Secondly, if your organization cannot or will not consider flexible working arrangements, call us. We can help you, your organization with tools and frameworks to manage flexibility.  FlexConnect specialses in “Equipping Organizations, Managers and Employees for Flexibility”  FlexConnect.com.au


Congratulations to Kate Jenkins!

Kate Jenkins was announced as our new Sex Discrimination Commissioner by our Federal Minister for Women, The Honourable Michaela Cash, MP.

Kate was the lead partner with Herbert Smith Freehills, specialising in equal opportunity practice for ten years, has been the Victorian Equal Opportunity and Human Rights Commissioner since 2013.

Kate was pivotal in championing the Victorian Champions of Change, following her predecessor, Elizabeth Broderick’s lead to encourage and support men actively participating in the fight for gender equality.

Ms Cash released this statement:

“Ms Jenkins has worked closely with a wide range of organisations, including the Victoria police, to address issues of entrenched discrimination and harassment,” they said. “She has also advanced gender equality in all areas of life with a particular focus on diversity in sport, through the Fair Go Sport and Play By the Rule campaigns.

We look forward to Ms Jenkins’ contribution to the work of the Australian Human Rights Commission where she will extend her productive relationships across the Australian government and the broader Australian community, building on the outstanding work of her predecessor.”

We couldn’t agree more.  Elizabeth Broderick in this recent role and Gillian Triggs who relieved in this post until a replacement for Ms Broderick was secured, are amazing talented women who are inspirational, professional, intelligent and encompass true class and have achieved amazing success and results in their postings!

We look forward to your journey Kate and wish you every success.



Welcome to FlexConnect

FlexConnect empowers and equips organisations to attract and retain high calibre Flexible Professionals and provides tailored solutions that meet the needs of business, individuals, families and communities.


We provide frameworks, tools, training, coaching, goal setting and accountability to ensure success in setting and achieving Targets for both Organisations and Employees.

  • Managers are coached on how to effectively communicate and manage their teams as well as how to identify and overcome important challenges
  • FlexConnectors are coached in the art of managing up and down as well as communicating effectively and establishing clear targets and frameworks to ensure delivery on KPIs, and influencing expectations and team

Enjoy PodCasts?

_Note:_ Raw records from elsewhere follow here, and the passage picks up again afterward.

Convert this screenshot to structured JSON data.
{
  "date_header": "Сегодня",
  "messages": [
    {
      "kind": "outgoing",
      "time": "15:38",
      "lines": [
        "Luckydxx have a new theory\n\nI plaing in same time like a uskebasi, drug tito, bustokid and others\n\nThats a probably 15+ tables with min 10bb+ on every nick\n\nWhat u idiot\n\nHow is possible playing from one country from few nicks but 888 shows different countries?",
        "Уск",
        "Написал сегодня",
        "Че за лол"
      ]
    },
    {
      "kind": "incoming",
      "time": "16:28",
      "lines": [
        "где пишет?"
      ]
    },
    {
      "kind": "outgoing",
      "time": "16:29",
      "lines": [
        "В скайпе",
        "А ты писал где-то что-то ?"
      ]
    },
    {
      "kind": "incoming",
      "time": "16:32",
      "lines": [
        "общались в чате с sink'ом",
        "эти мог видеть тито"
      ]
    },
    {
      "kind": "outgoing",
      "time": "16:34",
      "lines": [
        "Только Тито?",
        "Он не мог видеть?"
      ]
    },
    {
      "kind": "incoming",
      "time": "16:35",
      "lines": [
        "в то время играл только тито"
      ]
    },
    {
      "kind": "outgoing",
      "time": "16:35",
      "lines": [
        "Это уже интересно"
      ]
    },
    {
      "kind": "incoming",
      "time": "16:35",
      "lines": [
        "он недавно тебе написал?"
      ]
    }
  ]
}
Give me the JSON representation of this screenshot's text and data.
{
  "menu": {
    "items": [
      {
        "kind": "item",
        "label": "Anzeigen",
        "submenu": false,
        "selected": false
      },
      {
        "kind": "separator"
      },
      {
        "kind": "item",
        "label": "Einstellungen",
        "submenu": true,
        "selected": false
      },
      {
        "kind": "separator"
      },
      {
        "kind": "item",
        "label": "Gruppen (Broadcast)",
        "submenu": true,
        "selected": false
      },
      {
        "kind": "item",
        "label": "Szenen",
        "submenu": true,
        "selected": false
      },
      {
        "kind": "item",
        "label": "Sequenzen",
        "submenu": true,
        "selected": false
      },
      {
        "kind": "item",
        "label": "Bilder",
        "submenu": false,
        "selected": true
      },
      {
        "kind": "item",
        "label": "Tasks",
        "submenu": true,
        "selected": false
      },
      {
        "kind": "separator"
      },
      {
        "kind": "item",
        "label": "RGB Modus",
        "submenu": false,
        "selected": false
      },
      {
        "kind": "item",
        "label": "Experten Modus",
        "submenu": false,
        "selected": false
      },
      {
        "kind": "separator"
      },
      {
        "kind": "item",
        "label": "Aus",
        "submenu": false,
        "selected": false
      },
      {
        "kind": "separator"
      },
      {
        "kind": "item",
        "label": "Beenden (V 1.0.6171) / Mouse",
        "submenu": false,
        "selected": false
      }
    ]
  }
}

Want to join the discussion around Flexibility?  Click here to listen to our PodCasts on Flexibility and Click here to join FlexConnect Community.

 Twitter   LinkedIn   Facebook